Friday, November 12, 2021


     Jon and I have talked for years about visiting San Sebastián del Oeste, a 400 to 500-year-old Pueblo Mágico (a Mexican Magic Town) in the Sierra Madre mountains of Jalisco state. We decided it was a good time to go now that the rains have stopped and before the weather turns too cool in the mountains. I convinced Jon to take an all-day, all-inclusive tour for our first visit to this charming town and we were glad we did.

San Sebastián del Oeste's Plaza and Cathedral's Bell Tower

     Our first stop was Panadería Carmen’s Bakery. Jon and I shared one pastry, a flaky jam-filled empanada, and it was delicious. We wished we would have shared one more! The courtyard and gardens there were beautiful and relaxing.

Jon Talking to the Birds at Panadería Carmen's Bakery

     I was amazed at the mature banana tree and its 2-foot long bunch of bananas, some of the fruit from the bottom already harvested. Jon talked to the pair of parrots for a while but they were busy building a nest inside a gourd so weren’t too interested in talking. We’d like to go back to Carmen’s bakery again.

How did this Banana Tree NOT Fall Down!

     La Quinta Mary (The Fifth Mary in the family) coffee roaster was our second rest stop. We had a tour of the edge of the plantation where our guide gave us an education on café de altura (coffee of the highlands), coffee roasting, and the family history. It was very interesting to learn that the citrus trees planted interspersed with the coffee plants provide a natural insect repellant for the coffee berries—organic farming.

Coffee Roaster at La Quinta Mary

Beautiful Macaws in the Aviary at La Quinta Mary
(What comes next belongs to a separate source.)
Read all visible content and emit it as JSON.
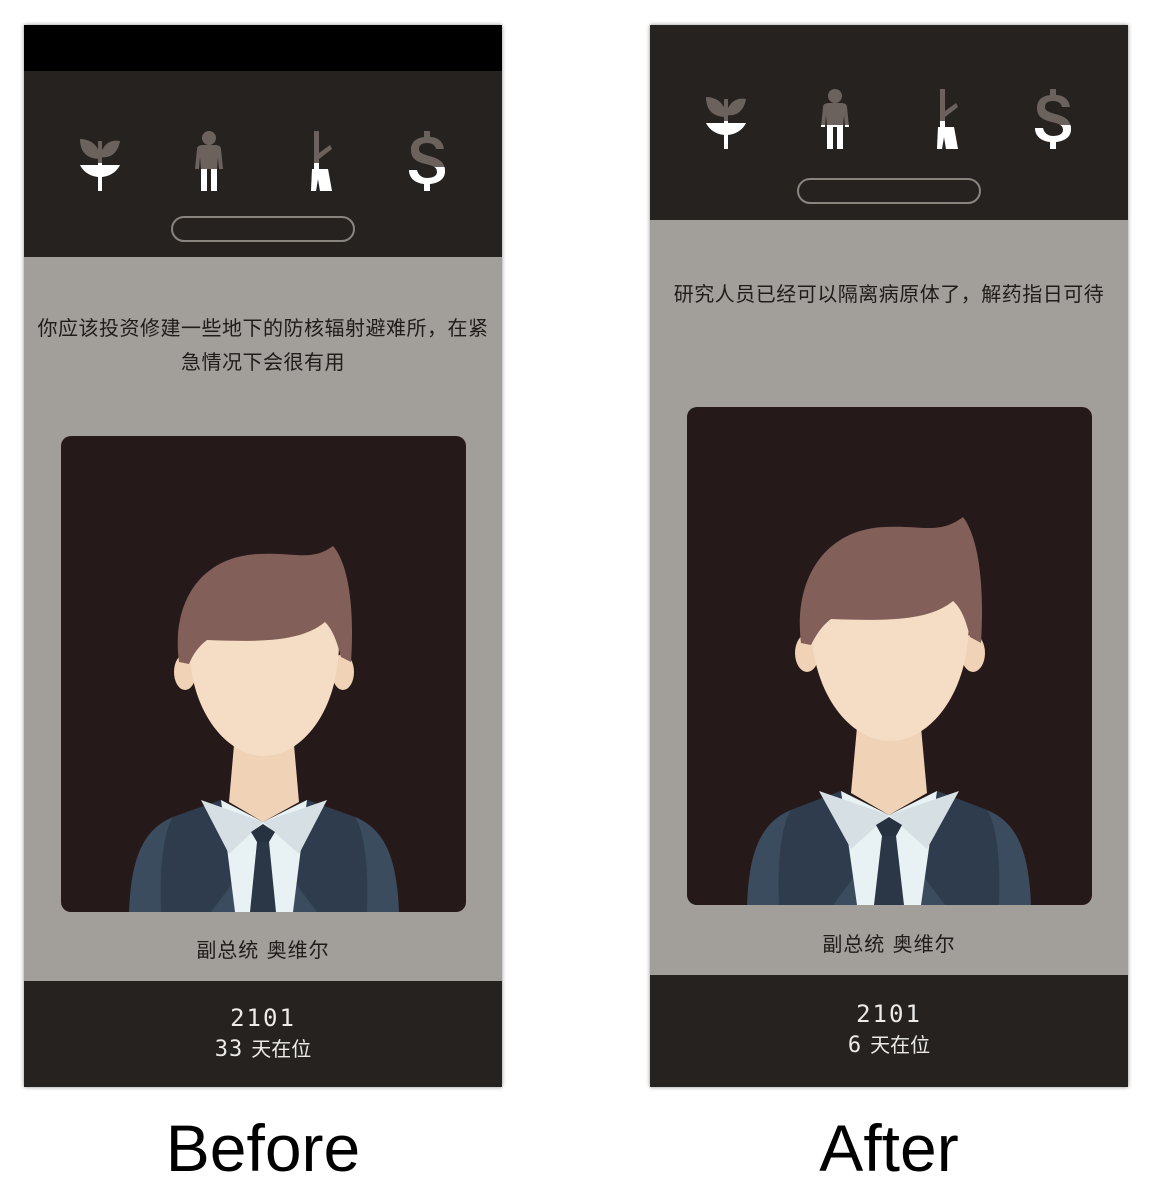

     The four macaws were screeching furiously when the group of tourists passed by, possibly looking for attention or hoping someone would feed them. Jon came up to their aviary and started “talking” to them in macaw language and they settled down immediately. Jon is a “bird whisperer”. As he continued to mimic them, they looked at him, stretched, and nonchalantly started to preen. One even closed her eyes and took a nap, hypnotized by Jon’s crooning.

Blue Agave Plants, Years from Maturity

     We stopped at a blue agave field for a look and education on growing the plants and making tequila, raicilla, and mezcal, distilled products of agave in the state of Jalisco. Our tour guide smilingly promised tequila tasting later in the day.

     After we arrived in the village, once a thriving silver and gold mining town established in 1605, we toured the Casa Museo Doña Conchita Encarnación museum, the beautiful cathedral which was constructed starting in 1608, and the Casa de La Cultura (House of Culture). Then we were free to wander around the plaza and along cobblestone roads to admire the old adobe and brick buildings and to shop. I enjoyed the cooler, dry mountain air in San Sebastian del Oeste while Jon admired the old architecture.

Touring Casa Museo de Doña Conchita Encarnación

Town and Family History Inside the Museum

Inside the Beautiful San Sebastian Cathedral

Casa de La Cultura Courtyard and Mural

Quaint Architecture and Cobblestone

Very Old Adobe and Stone Architecture

      The San Sebastian del Oeste plaza was beautiful and peaceful, a complete contrast to Sayulita’s, the Pueblo Mágico where we lived for six years. We wondered what it would be like on a Saturday evening with live music and lovers strolling hand in hand.

San Sebastian del Oeste's Peaceful, Pretty Plaza

     Our last stop was for lunch and tequila tasting at Hacienda Don Lalin, a small distillery and brewery. The multi-course, freshly prepared lunch was traditional Mexican food served family-style with six to eight people sharing a table. We enjoyed getting to know travelers from Britain and Michigan while we dined. Finally, it was time for tequila tasting. We loved the almond tequila and chocolate-coffee flavored tequila, which would be delicious over ice cream or ice with milk for a dessert.

Hacienda Don Lalin Tequila Tasting

     We booked our tour with Vallarta Adventures and recommend them. Having a friendly, knowledgeable guide who is bilingual and a good driver to expertly handle those windy mountain roads made it worth the price. One note for future tours—the instructions did not mention using insect repellent against the no-see-ums, but we had itchy, red evidence of their bites the next day. We were glad we had worn long pants, socks, and shoes as our legs and feet were spared the invisible insect attacks.

     It was a worthwhile day-tour. Even Jon agreed.

     Thank you for reading my blog articles and books. As a self-published author on Amazon, I love it when readers leave a brief review of my books to help others find them. I invite you to SIGN UP for my Healthy Living and Traveling in Mexico Newsletter, published monthly with stories about our latest adventures, my recent blog articles, and news about my books.

     If you’d like to take a look at my recent newsletter, you can read it HERE.

     Happy reading and traveling! Stay safe and healthy. 


No comments:

Post a Comment